Don’t forget therefore, that your garden design is not at Chelsea! You must allow growing room for all your plants. Failure to do so will mean your plant purchases are more expensive than they need to be, and later you will need to spend time and effort on digging them up to make room anyway. So give yourself a break and allow for growing room!
This is one of the great advantages of growing herbaceous plants. Once established they can be divided and increased for free every late autumn! Provided you’re patient. More about designing and growing herbaceous borders here. LINKLINK LINKLINK
Unfortunately, most plant reference works will suggest planting almost everything in ‘well drained’ soil. Invariably they will also simultaneously suggest that many plants should be grown in ‘full sun’ and ‘partial shade’. There’s no escape, they all do it and after reading the label you often are more confused than when you started. The best the gardener can do is identify the plant and where it grows naturally and then try to imitate the native area as near as you can. Which, you can do to a surprising degree with a little forethought. The sort of thing to avoid is locating a dry, mediteranean herb like lavender for example in a darkened area facing north, since it is unlikely to survive past its first winter. Conversely, most Ligularia’s will wilt after an hour or two of summer sunshine (but there are exceptions)!
Pathways should ideally be wide enough for your wheelbarrow. Three feet should be regarded as a safe minimum width between borders. Unless you intend to have low growing plants in your opposing foregrounds OR, you wish to have the jungle effect of constantly brushing past your foliage. Consider those areas where you need a pickaxe to garden in the past. If you could design your pathways and other hard areas over this ground it could well save a lot of effort!
Shopping for plants – Hot tips
The hardest part, yet often the most rewarding of all. Shopping for plants. This is the part every gardener enjoys. But, for the sake of your plant’s health and your pocket. You should be ruthless in your selection. Ideally, you should arrive at the nursery with a clipboard with your shopping list. Start at ‘A’ and go through everything methodically so you don’t miss things.

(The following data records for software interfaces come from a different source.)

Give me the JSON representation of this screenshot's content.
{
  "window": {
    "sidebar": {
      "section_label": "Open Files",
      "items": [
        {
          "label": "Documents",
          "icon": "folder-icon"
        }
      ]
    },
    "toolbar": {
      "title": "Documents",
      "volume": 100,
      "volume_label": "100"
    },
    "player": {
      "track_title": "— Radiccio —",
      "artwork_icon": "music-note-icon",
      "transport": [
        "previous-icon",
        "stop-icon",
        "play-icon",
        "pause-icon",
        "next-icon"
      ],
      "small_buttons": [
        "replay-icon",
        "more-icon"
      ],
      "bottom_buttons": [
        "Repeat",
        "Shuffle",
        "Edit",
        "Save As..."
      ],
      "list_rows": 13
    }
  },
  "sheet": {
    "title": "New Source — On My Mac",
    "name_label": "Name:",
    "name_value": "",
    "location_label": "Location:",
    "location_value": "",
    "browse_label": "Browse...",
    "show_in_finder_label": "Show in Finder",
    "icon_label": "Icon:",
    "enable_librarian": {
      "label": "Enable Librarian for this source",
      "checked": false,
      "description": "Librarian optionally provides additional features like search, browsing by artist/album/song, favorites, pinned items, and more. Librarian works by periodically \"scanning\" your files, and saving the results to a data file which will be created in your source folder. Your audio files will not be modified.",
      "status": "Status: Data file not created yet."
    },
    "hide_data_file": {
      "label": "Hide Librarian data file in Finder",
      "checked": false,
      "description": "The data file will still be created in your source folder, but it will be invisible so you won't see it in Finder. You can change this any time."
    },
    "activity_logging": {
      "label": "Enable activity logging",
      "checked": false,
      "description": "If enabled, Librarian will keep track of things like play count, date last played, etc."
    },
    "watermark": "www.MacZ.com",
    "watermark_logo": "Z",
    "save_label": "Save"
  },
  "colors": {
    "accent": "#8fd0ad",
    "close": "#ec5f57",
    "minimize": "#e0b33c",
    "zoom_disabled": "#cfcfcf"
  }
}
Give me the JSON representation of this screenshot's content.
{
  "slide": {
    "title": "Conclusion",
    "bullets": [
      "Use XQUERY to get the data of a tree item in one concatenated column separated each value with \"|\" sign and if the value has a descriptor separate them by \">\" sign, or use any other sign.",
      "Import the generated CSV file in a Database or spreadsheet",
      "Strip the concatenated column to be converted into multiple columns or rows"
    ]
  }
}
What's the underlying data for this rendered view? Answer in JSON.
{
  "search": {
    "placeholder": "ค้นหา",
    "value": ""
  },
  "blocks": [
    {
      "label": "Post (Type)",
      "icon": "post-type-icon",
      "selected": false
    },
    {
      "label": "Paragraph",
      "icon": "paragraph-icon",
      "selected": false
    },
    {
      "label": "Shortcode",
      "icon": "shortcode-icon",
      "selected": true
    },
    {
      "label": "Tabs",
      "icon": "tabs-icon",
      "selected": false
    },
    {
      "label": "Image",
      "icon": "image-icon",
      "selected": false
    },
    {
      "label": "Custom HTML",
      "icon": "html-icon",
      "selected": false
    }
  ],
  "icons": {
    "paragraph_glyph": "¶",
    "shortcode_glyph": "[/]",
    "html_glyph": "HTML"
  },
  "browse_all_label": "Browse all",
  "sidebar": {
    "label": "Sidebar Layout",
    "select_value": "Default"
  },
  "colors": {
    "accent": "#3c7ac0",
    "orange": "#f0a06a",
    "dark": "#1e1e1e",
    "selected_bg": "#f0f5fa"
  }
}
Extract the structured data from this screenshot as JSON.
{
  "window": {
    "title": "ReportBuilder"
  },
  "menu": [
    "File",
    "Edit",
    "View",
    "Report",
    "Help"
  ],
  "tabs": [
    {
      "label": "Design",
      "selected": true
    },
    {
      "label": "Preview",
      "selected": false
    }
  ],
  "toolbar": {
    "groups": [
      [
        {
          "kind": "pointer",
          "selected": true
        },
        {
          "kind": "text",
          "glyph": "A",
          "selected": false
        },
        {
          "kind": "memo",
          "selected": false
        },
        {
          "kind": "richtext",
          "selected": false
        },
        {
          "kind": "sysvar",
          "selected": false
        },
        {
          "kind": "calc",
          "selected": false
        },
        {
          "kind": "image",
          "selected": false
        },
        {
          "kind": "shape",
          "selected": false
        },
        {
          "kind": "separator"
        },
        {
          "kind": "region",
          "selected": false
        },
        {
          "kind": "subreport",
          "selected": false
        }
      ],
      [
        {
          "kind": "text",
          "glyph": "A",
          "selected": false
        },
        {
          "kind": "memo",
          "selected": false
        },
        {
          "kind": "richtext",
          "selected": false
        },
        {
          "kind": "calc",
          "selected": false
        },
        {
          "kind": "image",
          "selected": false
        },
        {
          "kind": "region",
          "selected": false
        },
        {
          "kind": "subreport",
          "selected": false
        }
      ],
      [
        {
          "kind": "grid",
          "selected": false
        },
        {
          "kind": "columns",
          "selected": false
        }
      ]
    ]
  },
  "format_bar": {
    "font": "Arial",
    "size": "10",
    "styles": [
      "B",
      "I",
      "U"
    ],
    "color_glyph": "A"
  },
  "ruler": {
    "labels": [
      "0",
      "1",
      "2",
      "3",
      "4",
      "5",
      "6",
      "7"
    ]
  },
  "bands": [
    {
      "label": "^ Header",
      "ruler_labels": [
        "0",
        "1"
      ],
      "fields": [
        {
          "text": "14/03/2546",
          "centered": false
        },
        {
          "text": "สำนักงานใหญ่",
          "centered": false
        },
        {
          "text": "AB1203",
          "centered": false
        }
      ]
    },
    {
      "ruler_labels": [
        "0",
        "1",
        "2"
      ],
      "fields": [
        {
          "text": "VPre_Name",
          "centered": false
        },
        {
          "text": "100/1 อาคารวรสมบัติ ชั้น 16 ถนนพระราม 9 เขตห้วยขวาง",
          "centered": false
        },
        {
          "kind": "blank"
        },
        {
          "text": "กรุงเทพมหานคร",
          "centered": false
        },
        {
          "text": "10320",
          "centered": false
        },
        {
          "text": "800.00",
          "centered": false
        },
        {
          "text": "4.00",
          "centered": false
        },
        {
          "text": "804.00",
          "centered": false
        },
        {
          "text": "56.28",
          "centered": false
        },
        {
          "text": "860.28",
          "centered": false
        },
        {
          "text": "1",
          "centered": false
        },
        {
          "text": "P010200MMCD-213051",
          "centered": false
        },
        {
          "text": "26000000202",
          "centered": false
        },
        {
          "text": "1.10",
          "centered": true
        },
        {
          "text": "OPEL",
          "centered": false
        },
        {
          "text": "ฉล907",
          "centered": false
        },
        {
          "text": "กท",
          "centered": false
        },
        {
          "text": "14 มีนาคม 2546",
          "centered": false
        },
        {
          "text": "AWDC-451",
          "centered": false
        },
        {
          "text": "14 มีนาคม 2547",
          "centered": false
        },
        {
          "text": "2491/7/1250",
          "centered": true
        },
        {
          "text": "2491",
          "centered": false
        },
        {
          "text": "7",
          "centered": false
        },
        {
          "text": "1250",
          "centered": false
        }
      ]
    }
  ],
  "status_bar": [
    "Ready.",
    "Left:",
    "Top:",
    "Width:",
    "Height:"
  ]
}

Having identified a plant on your list. Which example will you take? Look for the plant among the group that has the best combination of strongest-looking and stoutest stems. Are they showing fresh growth emerging? Check for broken stems. If there are broken stems and there is only one plant available, would the broken stem badly disfigure the plant? If yes, then leave well alone.
Next is the most telling part. Pick the best sample and pop it out of its pot. Are the roots nice, fresh and white looking? Good. If the pot is a bit dry the plant will almost certainly recover with a good ‘dunk’ when you get it home. But if the roots are grey and dry and the plant came out of its pot before you even tipped it up – look for another.
Don’t forget plenty of wire ties before you leave the nursery.
Once your plants are home, it is almost impossible to resist locating them where they are intended. Don’t resist. Enjoy the moment. Plant your plants and remove all the nursery ties. Invariably they are either plastic bands which are stapled together, or thin paper ties with steel wire running through the centre – just like the bin bag ties. Both of these can be quite harmful to young plants as they are often put on too tight. Replace these ties with your new purchase which secures but is more loosely attached allowing for at least a year’s growth.